Stored items from a collection:
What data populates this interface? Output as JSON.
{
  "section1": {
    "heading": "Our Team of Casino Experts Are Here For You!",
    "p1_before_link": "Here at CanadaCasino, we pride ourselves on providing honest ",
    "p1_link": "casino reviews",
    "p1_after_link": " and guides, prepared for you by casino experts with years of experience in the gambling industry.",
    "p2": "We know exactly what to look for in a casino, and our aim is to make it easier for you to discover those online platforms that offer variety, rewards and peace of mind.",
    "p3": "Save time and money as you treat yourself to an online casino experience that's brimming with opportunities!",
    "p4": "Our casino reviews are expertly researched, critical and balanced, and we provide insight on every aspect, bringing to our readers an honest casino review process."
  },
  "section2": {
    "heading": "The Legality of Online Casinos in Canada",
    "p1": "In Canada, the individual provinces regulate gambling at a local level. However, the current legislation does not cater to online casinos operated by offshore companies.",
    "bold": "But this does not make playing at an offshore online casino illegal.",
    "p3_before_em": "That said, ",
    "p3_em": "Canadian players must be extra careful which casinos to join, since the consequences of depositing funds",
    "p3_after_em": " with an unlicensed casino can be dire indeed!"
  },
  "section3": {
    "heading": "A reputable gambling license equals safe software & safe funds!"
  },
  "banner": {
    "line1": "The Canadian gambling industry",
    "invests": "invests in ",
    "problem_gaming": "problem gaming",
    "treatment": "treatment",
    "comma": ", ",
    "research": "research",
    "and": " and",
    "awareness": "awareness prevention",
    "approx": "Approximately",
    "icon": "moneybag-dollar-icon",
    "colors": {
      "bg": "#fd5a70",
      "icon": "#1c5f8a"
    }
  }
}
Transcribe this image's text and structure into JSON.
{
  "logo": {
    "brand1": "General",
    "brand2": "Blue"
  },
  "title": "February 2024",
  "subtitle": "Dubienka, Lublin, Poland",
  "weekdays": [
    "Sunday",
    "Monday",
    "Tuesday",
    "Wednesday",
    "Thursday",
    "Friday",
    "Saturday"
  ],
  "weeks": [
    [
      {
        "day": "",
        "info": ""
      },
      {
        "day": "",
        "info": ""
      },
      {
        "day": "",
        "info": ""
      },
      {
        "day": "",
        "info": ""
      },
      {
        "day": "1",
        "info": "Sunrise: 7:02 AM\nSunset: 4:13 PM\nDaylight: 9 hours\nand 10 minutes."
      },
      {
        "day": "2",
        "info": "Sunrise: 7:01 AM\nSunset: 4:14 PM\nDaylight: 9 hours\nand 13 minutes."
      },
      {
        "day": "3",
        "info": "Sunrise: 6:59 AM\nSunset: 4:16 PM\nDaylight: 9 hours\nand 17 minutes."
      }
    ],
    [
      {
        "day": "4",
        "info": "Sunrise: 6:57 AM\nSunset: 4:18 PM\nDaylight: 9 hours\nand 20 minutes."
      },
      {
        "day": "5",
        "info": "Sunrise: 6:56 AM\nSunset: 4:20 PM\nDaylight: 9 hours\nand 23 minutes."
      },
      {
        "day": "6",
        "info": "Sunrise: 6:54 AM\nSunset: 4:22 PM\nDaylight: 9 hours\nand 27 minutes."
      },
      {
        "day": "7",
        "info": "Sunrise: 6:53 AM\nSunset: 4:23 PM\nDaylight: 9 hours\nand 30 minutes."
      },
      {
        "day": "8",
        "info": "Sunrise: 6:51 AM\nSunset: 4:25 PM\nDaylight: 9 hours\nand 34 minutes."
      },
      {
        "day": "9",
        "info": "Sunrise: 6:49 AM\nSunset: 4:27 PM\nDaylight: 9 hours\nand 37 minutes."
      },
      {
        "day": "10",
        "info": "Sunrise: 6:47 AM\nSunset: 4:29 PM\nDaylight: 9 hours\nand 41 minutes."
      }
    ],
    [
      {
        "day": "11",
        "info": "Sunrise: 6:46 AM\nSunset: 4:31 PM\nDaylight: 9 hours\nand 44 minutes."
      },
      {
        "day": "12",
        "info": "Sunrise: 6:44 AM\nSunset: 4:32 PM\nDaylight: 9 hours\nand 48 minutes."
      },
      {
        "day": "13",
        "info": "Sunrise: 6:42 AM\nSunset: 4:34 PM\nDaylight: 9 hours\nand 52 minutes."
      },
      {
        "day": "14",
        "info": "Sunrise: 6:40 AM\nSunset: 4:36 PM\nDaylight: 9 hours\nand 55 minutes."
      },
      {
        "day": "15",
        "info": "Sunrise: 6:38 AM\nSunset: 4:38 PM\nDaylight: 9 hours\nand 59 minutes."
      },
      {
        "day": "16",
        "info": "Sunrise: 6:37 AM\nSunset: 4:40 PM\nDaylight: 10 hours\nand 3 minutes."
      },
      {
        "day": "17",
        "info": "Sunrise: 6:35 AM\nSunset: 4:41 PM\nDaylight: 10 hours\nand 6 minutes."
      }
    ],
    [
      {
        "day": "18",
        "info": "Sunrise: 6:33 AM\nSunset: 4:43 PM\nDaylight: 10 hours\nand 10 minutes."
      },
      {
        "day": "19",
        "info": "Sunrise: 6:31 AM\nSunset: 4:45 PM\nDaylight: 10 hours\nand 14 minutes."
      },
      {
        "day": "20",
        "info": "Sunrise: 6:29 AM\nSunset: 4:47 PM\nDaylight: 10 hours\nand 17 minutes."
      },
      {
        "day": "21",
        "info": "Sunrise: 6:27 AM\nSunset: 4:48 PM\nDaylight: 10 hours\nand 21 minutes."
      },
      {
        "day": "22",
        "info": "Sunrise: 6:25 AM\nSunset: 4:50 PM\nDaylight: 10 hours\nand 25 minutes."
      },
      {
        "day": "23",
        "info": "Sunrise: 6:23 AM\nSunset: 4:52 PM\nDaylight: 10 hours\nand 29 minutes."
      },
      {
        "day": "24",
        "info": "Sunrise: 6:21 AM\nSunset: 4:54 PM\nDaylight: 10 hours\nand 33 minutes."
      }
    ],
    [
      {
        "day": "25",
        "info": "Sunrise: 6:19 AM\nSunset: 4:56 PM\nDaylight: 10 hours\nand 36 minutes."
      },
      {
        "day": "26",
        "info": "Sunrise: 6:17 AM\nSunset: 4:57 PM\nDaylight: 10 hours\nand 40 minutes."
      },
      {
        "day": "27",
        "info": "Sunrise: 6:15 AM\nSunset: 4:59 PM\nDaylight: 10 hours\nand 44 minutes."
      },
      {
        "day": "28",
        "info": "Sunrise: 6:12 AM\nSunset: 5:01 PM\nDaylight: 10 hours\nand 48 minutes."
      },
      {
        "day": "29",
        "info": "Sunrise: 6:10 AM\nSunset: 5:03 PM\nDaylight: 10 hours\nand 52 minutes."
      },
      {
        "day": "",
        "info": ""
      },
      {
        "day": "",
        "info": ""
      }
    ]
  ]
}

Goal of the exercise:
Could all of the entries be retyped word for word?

Task output:
What data populates this interface? Output as JSON.
{
  "section1": {
    "heading": "Our Team of Casino Experts Are Here For You!",
    "p1_before_link": "Here at CanadaCasino, we pride ourselves on providing honest ",
    "p1_link": "casino reviews",
    "p1_after_link": " and guides, prepared for you by casino experts with years of experience in the gambling industry.",
    "p2": "We know exactly what to look for in a casino, and our aim is to make it easier for you to discover those online platforms that offer variety, rewards and peace of mind.",
    "p3": "Save time and money as you treat yourself to an online casino experience that's brimming with opportunities!",
    "p4": "Our casino reviews are expertly researched, critical and balanced, and we provide insight on every aspect, bringing to our readers an honest casino review process."
  },
  "section2": {
    "heading": "The Legality of Online Casinos in Canada",
    "p1": "In Canada, the individual provinces regulate gambling at a local level. However, the current legislation does not cater to online casinos operated by offshore companies.",
    "bold": "But this does not make playing at an offshore online casino illegal.",
    "p3_before_em": "That said, ",
    "p3_em": "Canadian players must be extra careful which casinos to join, since the consequences of depositing funds",
    "p3_after_em": " with an unlicensed casino can be dire indeed!"
  },
  "section3": {
    "heading": "A reputable gambling license equals safe software & safe funds!"
  },
  "banner": {
    "line1": "The Canadian gambling industry",
    "invests": "invests in ",
    "problem_gaming": "problem gaming",
    "treatment": "treatment",
    "comma": ", ",
    "research": "research",
    "and": " and",
    "awareness": "awareness prevention",
    "approx": "Approximately",
    "icon": "moneybag-dollar-icon",
    "colors": {
      "bg": "#fd5a70",
      "icon": "#1c5f8a"
    }
  }
}
Transcribe this image's text and structure into JSON.
{
  "logo": {
    "brand1": "General",
    "brand2": "Blue"
  },
  "title": "February 2024",
  "subtitle": "Dubienka, Lublin, Poland",
  "weekdays": [
    "Sunday",
    "Monday",
    "Tuesday",
    "Wednesday",
    "Thursday",
    "Friday",
    "Saturday"
  ],
  "weeks": [
    [
      {
        "day": "",
        "info": ""
      },
      {
        "day": "",
        "info": ""
      },
      {
        "day": "",
        "info": ""
      },
      {
        "day": "",
        "info": ""
      },
      {
        "day": "1",
        "info": "Sunrise: 7:02 AM\nSunset: 4:13 PM\nDaylight: 9 hours\nand 10 minutes."
      },
      {
        "day": "2",
        "info": "Sunrise: 7:01 AM\nSunset: 4:14 PM\nDaylight: 9 hours\nand 13 minutes."
      },
      {
        "day": "3",
        "info": "Sunrise: 6:59 AM\nSunset: 4:16 PM\nDaylight: 9 hours\nand 17 minutes."
      }
    ],
    [
      {
        "day": "4",
        "info": "Sunrise: 6:57 AM\nSunset: 4:18 PM\nDaylight: 9 hours\nand 20 minutes."
      },
      {
        "day": "5",
        "info": "Sunrise: 6:56 AM\nSunset: 4:20 PM\nDaylight: 9 hours\nand 23 minutes."
      },
      {
        "day": "6",
        "info": "Sunrise: 6:54 AM\nSunset: 4:22 PM\nDaylight: 9 hours\nand 27 minutes."
      },
      {
        "day": "7",
        "info": "Sunrise: 6:53 AM\nSunset: 4:23 PM\nDaylight: 9 hours\nand 30 minutes."
      },
      {
        "day": "8",
        "info": "Sunrise: 6:51 AM\nSunset: 4:25 PM\nDaylight: 9 hours\nand 34 minutes."
      },
      {
        "day": "9",
        "info": "Sunrise: 6:49 AM\nSunset: 4:27 PM\nDaylight: 9 hours\nand 37 minutes."
      },
      {
        "day": "10",
        "info": "Sunrise: 6:47 AM\nSunset: 4:29 PM\nDaylight: 9 hours\nand 41 minutes."
      }
    ],
    [
      {
        "day": "11",
        "info": "Sunrise: 6:46 AM\nSunset: 4:31 PM\nDaylight: 9 hours\nand 44 minutes."
      },
      {
        "day": "12",
        "info": "Sunrise: 6:44 AM\nSunset: 4:32 PM\nDaylight: 9 hours\nand 48 minutes."
      },
      {
        "day": "13",
        "info": "Sunrise: 6:42 AM\nSunset: 4:34 PM\nDaylight: 9 hours\nand 52 minutes."
      },
      {
        "day": "14",
        "info": "Sunrise: 6:40 AM\nSunset: 4:36 PM\nDaylight: 9 hours\nand 55 minutes."
      },
      {
        "day": "15",
        "info": "Sunrise: 6:38 AM\nSunset: 4:38 PM\nDaylight: 9 hours\nand 59 minutes."
      },
      {
        "day": "16",
        "info": "Sunrise: 6:37 AM\nSunset: 4:40 PM\nDaylight: 10 hours\nand 3 minutes."
      },
      {
        "day": "17",
        "info": "Sunrise: 6:35 AM\nSunset: 4:41 PM\nDaylight: 10 hours\nand 6 minutes."
      }
    ],
    [
      {
        "day": "18",
        "info": "Sunrise: 6:33 AM\nSunset: 4:43 PM\nDaylight: 10 hours\nand 10 minutes."
      },
      {
        "day": "19",
        "info": "Sunrise: 6:31 AM\nSunset: 4:45 PM\nDaylight: 10 hours\nand 14 minutes."
      },
      {
        "day": "20",
        "info": "Sunrise: 6:29 AM\nSunset: 4:47 PM\nDaylight: 10 hours\nand 17 minutes."
      },
      {
        "day": "21",
        "info": "Sunrise: 6:27 AM\nSunset: 4:48 PM\nDaylight: 10 hours\nand 21 minutes."
      },
      {
        "day": "22",
        "info": "Sunrise: 6:25 AM\nSunset: 4:50 PM\nDaylight: 10 hours\nand 25 minutes."
      },
      {
        "day": "23",
        "info": "Sunrise: 6:23 AM\nSunset: 4:52 PM\nDaylight: 10 hours\nand 29 minutes."
      },
      {
        "day": "24",
        "info": "Sunrise: 6:21 AM\nSunset: 4:54 PM\nDaylight: 10 hours\nand 33 minutes."
      }
    ],
    [
      {
        "day": "25",
        "info": "Sunrise: 6:19 AM\nSunset: 4:56 PM\nDaylight: 10 hours\nand 36 minutes."
      },
      {
        "day": "26",
        "info": "Sunrise: 6:17 AM\nSunset: 4:57 PM\nDaylight: 10 hours\nand 40 minutes."
      },
      {
        "day": "27",
        "info": "Sunrise: 6:15 AM\nSunset: 4:59 PM\nDaylight: 10 hours\nand 44 minutes."
      },
      {
        "day": "28",
        "info": "Sunrise: 6:12 AM\nSunset: 5:01 PM\nDaylight: 10 hours\nand 48 minutes."
      },
      {
        "day": "29",
        "info": "Sunrise: 6:10 AM\nSunset: 5:03 PM\nDaylight: 10 hours\nand 52 minutes."
      },
      {
        "day": "",
        "info": ""
      },
      {
        "day": "",
        "info": ""
      }
    ]
  ]
}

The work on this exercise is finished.